Wrangel was not the discoverer of the island: this piece of land had long been known to Arctic sailors, but remained inaccessible. In the early 1820s, the Baron's expedition unsuccessfully tried to reach the shores of the island for three years in a row but collected a lot of data about it. Wrangel's name appeared on the map in 1867, when the American whaler Thomas Long finally managed to approach the island and round it. Long named the island after the famous Russian explorer of the polar seas. The strait between Wrangel Island and the mainland was named after Long himself.
Only 70 km from Wrangel Island, Herald Island is already in another sea, the Chukchi Sea. It was discovered in 1849 by British Vice Admiral Henry Kellett. Herald was the name of his ship.
The history of the islands makes it clear that the reserve is hard to reach, but this makes it even more interesting for tourists. Wrangel Island is famous primarily for the fact that polar bears breed on it. Every year hundreds of female bears lie down here in their ancestral dens, and then in March-April they emerge and stay on Wrangel Island until the newborn cubs are used to the harsh conditions of the Arctic. This takes several months, after which the bear colonies move to the pack ice (that is, the perennial sea ice).
In addition to bears, there are also white owls, lemmings and Arctic foxes, which also breed here. They offer an example of how everything in nature is interconnected: Arctic foxes and owls hunt lemmings, and when there are few rodents, the Arctic foxes feed on nesting owls, giving the lemmings a chance to recover, and the balance is gradually restored. There are also non-indigenous inhabitants on the island: reindeer and musk oxen, which were successfully brought to the Arctic for acclimatisation. Foxes, ermines, wolverines and wolves come from the mainland.

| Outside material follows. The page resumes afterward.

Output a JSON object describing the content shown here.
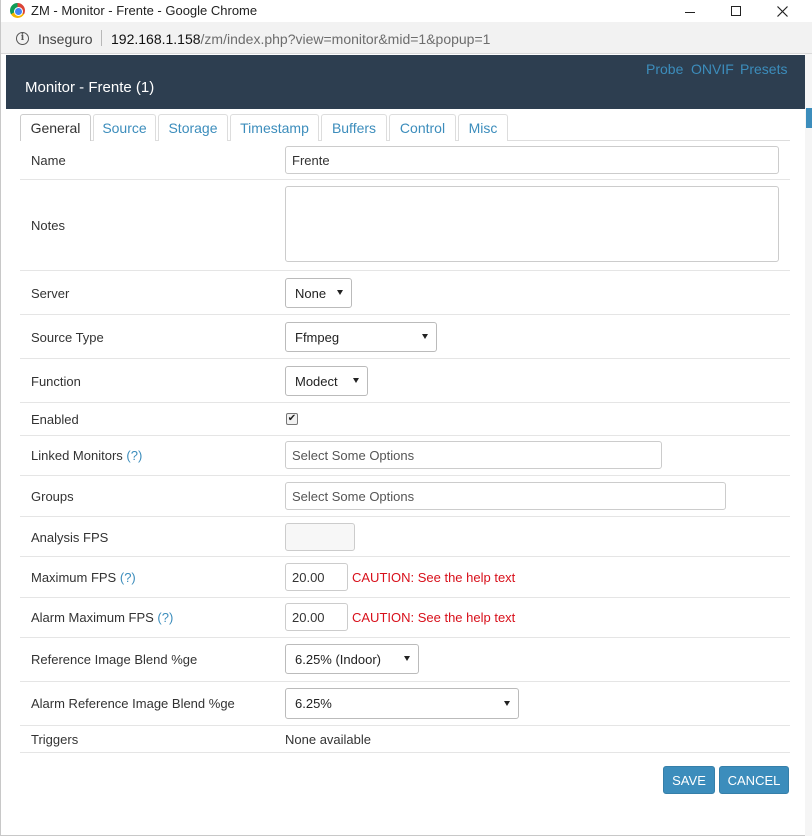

Fifty species of migratory birds nest in the reserve, and on Wrangel Island, there is the only large colony of white geese in Eurasia. A large number of seabirds gather on the picturesque cliffs of Cape Ptichy Bazar and on the rocky southern shores of Herald Island: kittiwakes, thick-billed guillemots and true guillemots, pelagic cormorants.
Pacific walruses are fond of both protected islands. Wrangel Island still houses the largest walrus rookery in Russia. In early summer, seals rest on ice floes in the bay. Towards the end of summer, on windless days, the fountains of grey whales can be seen in the sea.
The flora of the reserve is unique: almost all types of arctic landscapes, with the exception of glacial ones, can be found on Wrangel Island. The base of some of these landscapes is formed by plants that have survived here since the Pleistocene. In fact, of all the landscapes that exist now on the planet, these are closest to the actual ancient Pleistocene.
On Wrangel Island, there are historical monuments from various eras. The oldest one is the ancient Eskimo site Chertov Ovrag (Devil's Ravine.) Most of Krasin Bay, which is always teeming with marine mammals and birds, is perfectly visible from the site. It is easy to understand why ancient hunters set up a seasonal camp here more than three thousand years ago.
In the northwestern part of the island, on the northern shore of the Nanaun Lagoon, you can see a rare sight from the times of the Soviet pioneers: the remains of a dugout built by Vasily Nanaun's family in the 1920s. Nanaun's descendants moved to the mainland at the beginning of the 21st century, and now there are no permanent residents on the island, except for the reserve inspectors. The staff of the research station regularly visit the island, but it is extremely difficult and dangerous to live there because of its proximity to polar bears.
On Lake Komsomol, a hunting camp from the 20th century has been preserved: a wooden hut called Hunter Chayvyn's House. Chayvyn was an Eskimo hunter, a real character in Vitaly Shentalinsky's documentary work 'Autumn at Wrangel Reserve', published in 1978. Shentalinsky wrote the most expressive description of this Arctic land:
'... Thousands of years ago, in those immemorial times, when the great glaciers were melting, Wrangel Island appeared in the ocean: a fragment of ancient Beringia. Epochs passed, people settled the planet, but the island, similar in outline to a cracked bear's skull, remained uninhabited. Its 'discovery' was long and difficult, it was not easy to master. Now the island is once again beyond the reach of human exploitation, but not because of the polar elements, but by human will. We are witnesses to, and participants in, its new history'.
The priority type of tourism in the reserve is scientific, aimed at environmental education. During the short period of ice-free water in the adjacent seas, Wrangel Island is accessible to cruise ship passengers. The reserve has nine ecological routes, including two cruise routes. Tourists require the permission of the reserve administration to stay within the territory of the Wrangel Island Reserve. Cruise ships only enter the surrounding marine zone with the administration's authorisation as well: the application must be submitted at least 5 months before the voyage.
When visiting, it is necessary to strictly comply with the Reserve's Regulations and the rules for visiting the Chukotka Autonomous District. Each group is accompanied by employees of the nature reserve. During overland excursions, visitors stay in guesthouses on Wrangel Island.
All up-to-date information is available on the nature reserve's website.